**INSTRUCTIONS TO FOLLOW:** Your answer should be the lines of the material that include the word "range".

**SUPPLIED MATERIAL:**
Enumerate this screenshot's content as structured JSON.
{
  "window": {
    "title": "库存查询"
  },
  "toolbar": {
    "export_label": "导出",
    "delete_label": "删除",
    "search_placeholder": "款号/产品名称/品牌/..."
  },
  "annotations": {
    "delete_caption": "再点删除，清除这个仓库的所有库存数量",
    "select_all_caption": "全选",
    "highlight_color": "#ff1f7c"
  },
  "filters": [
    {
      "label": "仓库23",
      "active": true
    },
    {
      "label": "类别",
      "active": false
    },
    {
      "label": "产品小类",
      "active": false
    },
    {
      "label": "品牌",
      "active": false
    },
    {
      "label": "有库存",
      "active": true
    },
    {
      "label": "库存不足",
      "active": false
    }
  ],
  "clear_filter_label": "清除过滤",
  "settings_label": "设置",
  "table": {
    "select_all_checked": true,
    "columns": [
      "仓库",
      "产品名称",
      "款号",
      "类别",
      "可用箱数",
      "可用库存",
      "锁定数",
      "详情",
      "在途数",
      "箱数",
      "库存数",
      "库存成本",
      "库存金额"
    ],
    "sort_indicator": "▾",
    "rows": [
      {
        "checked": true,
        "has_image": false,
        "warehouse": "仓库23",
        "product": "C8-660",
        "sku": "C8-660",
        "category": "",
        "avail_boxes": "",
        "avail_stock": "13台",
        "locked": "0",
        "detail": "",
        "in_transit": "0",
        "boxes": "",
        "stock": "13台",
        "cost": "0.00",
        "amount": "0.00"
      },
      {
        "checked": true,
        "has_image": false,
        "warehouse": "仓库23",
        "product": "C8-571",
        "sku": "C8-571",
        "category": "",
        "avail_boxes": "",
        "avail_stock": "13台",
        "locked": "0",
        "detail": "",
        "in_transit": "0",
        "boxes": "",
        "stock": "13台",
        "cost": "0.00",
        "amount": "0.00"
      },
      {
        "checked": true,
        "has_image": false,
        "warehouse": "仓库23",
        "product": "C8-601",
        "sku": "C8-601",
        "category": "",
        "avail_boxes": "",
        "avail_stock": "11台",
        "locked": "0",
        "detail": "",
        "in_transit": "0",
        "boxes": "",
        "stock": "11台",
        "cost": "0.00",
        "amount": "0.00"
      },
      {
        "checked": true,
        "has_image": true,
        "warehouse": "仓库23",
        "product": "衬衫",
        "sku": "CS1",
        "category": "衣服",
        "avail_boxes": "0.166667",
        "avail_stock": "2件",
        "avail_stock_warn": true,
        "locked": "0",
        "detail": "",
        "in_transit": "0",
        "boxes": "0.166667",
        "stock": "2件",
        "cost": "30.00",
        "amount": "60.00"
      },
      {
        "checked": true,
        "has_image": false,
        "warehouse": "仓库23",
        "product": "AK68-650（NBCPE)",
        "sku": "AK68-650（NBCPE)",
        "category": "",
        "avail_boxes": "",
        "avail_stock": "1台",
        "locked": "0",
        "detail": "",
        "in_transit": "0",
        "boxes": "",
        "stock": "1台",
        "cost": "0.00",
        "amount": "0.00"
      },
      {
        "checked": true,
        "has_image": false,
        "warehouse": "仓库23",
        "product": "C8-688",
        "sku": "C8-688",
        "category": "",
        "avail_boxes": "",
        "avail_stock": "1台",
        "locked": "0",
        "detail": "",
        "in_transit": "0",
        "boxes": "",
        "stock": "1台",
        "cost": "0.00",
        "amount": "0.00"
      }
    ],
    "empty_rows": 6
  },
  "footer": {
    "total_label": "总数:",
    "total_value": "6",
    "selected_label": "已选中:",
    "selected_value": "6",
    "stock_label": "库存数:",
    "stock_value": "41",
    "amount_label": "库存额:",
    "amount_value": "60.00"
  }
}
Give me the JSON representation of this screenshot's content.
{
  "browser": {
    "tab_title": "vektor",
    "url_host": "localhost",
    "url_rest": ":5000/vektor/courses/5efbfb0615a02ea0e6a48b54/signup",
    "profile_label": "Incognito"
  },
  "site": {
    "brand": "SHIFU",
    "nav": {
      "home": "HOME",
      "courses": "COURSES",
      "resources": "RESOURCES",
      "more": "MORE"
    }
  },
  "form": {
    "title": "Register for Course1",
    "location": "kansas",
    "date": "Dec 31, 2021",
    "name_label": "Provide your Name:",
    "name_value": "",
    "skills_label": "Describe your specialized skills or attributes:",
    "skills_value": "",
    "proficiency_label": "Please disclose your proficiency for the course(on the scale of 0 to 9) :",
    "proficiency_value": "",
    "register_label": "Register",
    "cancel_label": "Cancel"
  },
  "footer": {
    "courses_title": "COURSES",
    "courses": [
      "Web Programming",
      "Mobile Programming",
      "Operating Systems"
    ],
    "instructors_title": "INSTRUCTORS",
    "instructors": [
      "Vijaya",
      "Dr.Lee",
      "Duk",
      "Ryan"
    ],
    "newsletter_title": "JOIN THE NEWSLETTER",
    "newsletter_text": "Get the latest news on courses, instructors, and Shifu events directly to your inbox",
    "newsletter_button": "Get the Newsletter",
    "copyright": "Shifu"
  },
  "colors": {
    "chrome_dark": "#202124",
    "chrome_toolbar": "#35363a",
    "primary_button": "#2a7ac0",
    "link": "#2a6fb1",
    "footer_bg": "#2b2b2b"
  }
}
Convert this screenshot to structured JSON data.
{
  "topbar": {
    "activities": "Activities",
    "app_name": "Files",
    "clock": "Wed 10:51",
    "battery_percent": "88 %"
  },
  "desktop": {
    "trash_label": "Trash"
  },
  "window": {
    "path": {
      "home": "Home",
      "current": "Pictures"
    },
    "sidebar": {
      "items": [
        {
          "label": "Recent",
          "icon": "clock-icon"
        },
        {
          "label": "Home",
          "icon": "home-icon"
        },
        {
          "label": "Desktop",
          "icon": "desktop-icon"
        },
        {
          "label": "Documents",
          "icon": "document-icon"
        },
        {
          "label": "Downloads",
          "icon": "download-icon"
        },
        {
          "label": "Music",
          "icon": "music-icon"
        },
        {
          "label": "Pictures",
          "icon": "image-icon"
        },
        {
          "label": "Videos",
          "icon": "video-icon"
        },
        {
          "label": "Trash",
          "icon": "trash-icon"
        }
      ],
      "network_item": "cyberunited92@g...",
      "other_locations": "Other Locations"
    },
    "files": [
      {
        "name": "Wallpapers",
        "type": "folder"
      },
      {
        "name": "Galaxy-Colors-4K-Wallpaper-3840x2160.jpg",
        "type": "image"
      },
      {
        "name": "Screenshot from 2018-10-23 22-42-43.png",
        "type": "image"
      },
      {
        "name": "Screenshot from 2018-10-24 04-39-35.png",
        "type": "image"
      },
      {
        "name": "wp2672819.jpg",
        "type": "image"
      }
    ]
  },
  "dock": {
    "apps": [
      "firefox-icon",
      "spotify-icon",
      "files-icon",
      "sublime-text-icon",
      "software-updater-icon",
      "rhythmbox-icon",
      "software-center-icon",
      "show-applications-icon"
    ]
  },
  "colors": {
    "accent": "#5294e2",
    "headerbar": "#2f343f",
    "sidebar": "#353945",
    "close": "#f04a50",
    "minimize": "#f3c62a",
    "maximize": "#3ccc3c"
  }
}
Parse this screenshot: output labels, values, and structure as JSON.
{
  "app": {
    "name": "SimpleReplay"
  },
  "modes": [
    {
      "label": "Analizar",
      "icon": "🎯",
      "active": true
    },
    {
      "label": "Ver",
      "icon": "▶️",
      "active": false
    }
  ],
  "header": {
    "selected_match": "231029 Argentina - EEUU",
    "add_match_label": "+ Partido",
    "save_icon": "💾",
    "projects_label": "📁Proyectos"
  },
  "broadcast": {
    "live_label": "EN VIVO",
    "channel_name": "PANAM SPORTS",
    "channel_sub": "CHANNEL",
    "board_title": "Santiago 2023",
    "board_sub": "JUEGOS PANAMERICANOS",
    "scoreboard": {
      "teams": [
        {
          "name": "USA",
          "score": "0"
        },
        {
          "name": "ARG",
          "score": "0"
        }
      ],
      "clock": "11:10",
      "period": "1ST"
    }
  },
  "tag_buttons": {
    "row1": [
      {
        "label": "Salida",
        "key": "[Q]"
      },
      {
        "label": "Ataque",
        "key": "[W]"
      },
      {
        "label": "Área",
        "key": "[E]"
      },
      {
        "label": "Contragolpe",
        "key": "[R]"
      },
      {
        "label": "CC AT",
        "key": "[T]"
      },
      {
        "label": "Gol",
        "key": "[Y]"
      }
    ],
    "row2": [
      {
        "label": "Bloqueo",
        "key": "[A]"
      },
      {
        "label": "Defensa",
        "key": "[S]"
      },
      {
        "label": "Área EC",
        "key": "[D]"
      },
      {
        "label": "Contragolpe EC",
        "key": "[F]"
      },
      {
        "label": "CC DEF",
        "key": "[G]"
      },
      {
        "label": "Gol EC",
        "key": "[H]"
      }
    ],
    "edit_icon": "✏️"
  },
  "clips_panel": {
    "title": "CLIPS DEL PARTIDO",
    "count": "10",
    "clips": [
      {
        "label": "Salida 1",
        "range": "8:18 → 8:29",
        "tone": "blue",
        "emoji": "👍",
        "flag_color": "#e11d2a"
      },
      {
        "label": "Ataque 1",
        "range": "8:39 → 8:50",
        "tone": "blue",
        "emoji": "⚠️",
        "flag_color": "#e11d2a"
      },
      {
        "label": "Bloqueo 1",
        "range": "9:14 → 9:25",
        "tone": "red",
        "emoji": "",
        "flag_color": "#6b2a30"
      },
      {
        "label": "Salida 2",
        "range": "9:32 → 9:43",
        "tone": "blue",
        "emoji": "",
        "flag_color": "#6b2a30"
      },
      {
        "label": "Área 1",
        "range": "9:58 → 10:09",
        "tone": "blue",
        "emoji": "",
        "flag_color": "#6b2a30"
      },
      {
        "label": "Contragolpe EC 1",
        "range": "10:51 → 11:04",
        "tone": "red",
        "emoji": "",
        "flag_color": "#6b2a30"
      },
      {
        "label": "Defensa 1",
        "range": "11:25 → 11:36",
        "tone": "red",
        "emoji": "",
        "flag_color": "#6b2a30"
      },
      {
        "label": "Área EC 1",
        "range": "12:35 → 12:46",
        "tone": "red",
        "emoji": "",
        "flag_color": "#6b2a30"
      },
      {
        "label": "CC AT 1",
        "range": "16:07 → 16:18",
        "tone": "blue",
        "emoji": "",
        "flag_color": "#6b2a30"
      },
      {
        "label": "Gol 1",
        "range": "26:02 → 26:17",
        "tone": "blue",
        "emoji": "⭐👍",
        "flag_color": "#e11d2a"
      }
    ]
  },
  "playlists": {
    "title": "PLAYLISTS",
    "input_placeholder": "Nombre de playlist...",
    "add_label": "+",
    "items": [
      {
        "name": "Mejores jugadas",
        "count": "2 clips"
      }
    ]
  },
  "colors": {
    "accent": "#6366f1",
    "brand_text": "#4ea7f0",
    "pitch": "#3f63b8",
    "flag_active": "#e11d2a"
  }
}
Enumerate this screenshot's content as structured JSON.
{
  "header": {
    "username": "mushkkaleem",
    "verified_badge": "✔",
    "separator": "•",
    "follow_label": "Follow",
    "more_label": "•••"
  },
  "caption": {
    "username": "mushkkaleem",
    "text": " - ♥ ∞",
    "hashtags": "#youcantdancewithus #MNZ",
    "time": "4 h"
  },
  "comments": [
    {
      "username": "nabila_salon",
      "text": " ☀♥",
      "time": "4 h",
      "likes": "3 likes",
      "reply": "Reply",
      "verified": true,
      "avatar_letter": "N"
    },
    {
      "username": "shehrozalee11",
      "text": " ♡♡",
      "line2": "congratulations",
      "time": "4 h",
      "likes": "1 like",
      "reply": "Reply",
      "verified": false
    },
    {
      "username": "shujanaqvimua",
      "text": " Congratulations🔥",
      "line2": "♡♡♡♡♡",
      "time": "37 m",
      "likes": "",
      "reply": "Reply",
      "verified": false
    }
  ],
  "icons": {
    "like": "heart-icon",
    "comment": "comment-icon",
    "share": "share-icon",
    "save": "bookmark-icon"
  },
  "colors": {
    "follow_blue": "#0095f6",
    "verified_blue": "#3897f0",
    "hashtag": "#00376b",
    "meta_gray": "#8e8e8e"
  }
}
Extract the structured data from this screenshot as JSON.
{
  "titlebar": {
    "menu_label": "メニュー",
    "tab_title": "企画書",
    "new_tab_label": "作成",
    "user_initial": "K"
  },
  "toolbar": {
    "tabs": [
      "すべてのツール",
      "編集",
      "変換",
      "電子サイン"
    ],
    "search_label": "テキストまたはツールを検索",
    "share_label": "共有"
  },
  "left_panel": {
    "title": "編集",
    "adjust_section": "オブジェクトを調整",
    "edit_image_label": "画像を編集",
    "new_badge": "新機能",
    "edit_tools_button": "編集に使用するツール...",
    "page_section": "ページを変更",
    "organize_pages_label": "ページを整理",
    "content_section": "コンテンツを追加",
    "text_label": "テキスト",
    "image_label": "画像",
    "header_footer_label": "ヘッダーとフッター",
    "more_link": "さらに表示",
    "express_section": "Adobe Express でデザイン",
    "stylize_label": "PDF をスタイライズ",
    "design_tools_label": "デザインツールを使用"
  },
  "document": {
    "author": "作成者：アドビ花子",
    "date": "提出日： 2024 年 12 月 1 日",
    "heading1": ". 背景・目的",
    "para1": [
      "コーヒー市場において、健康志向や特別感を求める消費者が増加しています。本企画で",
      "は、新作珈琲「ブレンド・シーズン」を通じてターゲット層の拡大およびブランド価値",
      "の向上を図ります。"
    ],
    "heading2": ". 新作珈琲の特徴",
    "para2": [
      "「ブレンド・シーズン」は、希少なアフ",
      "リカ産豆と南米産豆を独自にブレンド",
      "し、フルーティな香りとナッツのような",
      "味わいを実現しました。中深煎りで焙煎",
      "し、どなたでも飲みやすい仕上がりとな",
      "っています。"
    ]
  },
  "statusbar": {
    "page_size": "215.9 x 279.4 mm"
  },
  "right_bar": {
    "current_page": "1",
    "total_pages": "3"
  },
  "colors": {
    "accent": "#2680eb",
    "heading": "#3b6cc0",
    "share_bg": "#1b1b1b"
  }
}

**THE COMPLETED TASK:**
        "range": "8:18 → 8:29",
        "range": "8:39 → 8:50",
        "range": "9:14 → 9:25",
        "range": "9:32 → 9:43",
        "range": "9:58 → 10:09",
        "range": "10:51 → 11:04",
        "range": "11:25 → 11:36",
        "range": "12:35 → 12:46",
        "range": "16:07 → 16:18",
        "range": "26:02 → 26:17",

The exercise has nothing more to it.